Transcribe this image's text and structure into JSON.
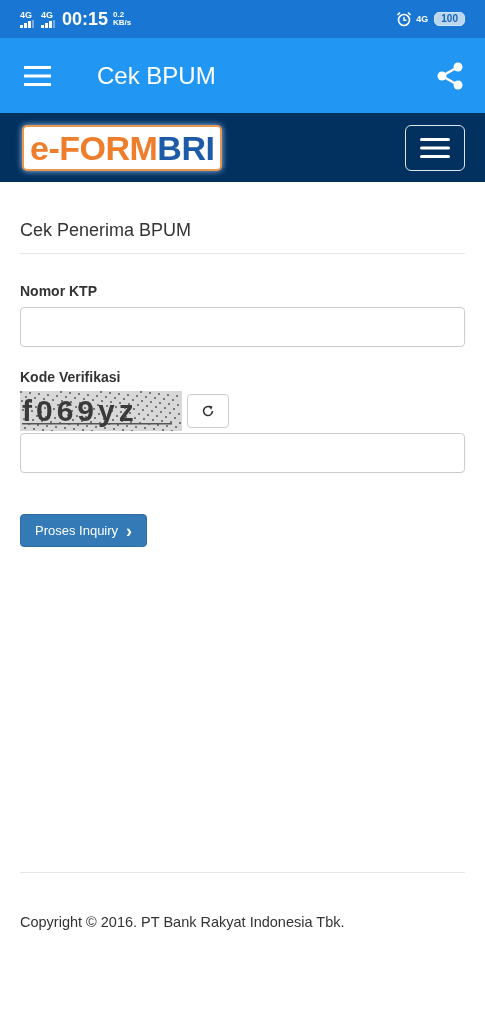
{
  "status_bar": {
    "sim_1": "4G",
    "sim_2": "4G",
    "time": "00:15",
    "speed_value": "0.2",
    "speed_unit": "KB/s",
    "network": "4G",
    "battery": "100"
  },
  "app_bar": {
    "title": "Cek BPUM"
  },
  "brand_bar": {
    "logo_part_1": "e-FORM",
    "logo_part_2": "BRI"
  },
  "form": {
    "heading": "Cek Penerima BPUM",
    "fields": [
      {
        "kind": "text",
        "label": "Nomor KTP"
      },
      {
        "kind": "captcha",
        "label": "Kode Verifikasi",
        "captcha": "f069yz"
      }
    ],
    "submit": {
      "label": "Proses Inquiry",
      "icon": "›"
    }
  },
  "footer": {
    "copyright": "Copyright © 2016. PT Bank Rakyat Indonesia Tbk."
  }
}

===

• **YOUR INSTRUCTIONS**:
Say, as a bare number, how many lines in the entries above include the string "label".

• **WRITTEN SOLUTION**:
3